Thousands of women will have access to a life-saving new drug on the NHS after the health watchdog today approved Herceptin for use against early stage breast cancer.
The decision comes after a long-running battle between patients and primary care trusts (PCT) across the country, to tackle what was described as a "postcode lottery" in the prescription of the drug.
In April, 53-year-old Ann Marie Rogers won a challenge against Swindon PCT to force it to pay for her Herceptin treatment, after a court ruled it was "irrational" for the trust to deny her the drug after other PCTs had provided it elsewhere.
The trust had argued that the National Institute of Health and Clinical Excellence (Nice) had yet to recommend use of the drug in early breast cancer sufferers except in "exceptional circumstances", but this was rejected by the court.
Health secretary Patricia Hewitt was last year accused causing much of the confusion when she told PCTs it was up to clinicians to decide, although cost could not be cited as an issue for refusing Herceptin - only to intervene in an individual case two weeks later.
She told North Stoke PCT that its refusal to pay for the drug - which costs £20,000 a year - because Nice had yet to conclude if it was safe or cost-effective, contradicted evidence from other trusts who had agreed to fund it.
Jeremy Hughes, chief executive of Breakthrough Breast Cancer, welcomed today's decision as a way of putting an end to this confusion.
"Today's announcement should ensure that all women for whom Herceptin is an appropriate treatment will receive it. A year of uncertainty and postcode lottery is at last coming to an end," he said.
Nice chief executive Andrew Dillon said the proposals, which will be converted into final guidance in July subject to any appeals, were "very good news" - although the watchdog has recommended Herceptin not be used for women with a history of heart problems.
However, shadow health minister John Baron warned the government had yet to make sure that the necessary test to establish early stage breast cancer was available to women everywhere - as she promised in October.
"I therefore remain concerned that not all eligible women will be able to benefit from this decision," he said.
Liberal Democrat health spokesman Steve Webb also expressed concern about how many PCTs struggling to balance their books would be able to pay for such an expensive drug as Herceptin.
"There are existing drugs, approved by Nice, not funded by some health trusts, and it is vital that Herceptin is not added to this list.
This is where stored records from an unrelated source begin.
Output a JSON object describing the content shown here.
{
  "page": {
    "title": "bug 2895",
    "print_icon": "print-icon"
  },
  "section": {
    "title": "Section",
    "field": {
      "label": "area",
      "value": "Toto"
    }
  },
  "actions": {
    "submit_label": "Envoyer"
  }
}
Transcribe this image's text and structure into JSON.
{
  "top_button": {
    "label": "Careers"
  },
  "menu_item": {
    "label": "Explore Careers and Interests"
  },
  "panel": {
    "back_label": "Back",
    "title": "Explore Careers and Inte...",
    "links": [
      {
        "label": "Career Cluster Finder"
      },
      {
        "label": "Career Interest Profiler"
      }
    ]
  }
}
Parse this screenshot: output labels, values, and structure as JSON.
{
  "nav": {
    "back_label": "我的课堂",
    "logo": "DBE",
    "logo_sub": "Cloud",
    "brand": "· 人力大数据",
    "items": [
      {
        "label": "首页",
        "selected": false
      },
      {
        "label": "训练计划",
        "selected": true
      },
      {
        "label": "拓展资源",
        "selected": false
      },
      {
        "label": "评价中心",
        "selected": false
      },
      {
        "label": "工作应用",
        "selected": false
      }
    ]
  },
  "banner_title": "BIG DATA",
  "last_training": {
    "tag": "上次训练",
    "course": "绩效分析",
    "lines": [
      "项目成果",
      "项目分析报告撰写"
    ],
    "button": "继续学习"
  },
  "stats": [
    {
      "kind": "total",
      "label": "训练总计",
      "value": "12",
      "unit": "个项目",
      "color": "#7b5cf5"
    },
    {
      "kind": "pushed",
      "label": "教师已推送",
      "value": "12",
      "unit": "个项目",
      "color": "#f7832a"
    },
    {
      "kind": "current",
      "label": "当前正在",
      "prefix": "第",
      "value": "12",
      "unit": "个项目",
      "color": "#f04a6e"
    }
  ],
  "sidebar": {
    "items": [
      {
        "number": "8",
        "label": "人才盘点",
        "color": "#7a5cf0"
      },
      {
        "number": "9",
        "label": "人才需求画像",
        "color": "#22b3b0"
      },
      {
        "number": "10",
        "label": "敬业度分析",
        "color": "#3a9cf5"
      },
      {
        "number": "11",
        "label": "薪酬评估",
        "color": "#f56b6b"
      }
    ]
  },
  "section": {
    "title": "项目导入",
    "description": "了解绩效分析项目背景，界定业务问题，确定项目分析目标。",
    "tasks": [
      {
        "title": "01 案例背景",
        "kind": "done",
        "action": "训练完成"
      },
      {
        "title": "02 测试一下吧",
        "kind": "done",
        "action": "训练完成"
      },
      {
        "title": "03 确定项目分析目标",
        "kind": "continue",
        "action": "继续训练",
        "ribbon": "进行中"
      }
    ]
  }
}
It would be the unkindest cut of all to raise women's hopes only to dash them yet again," he said.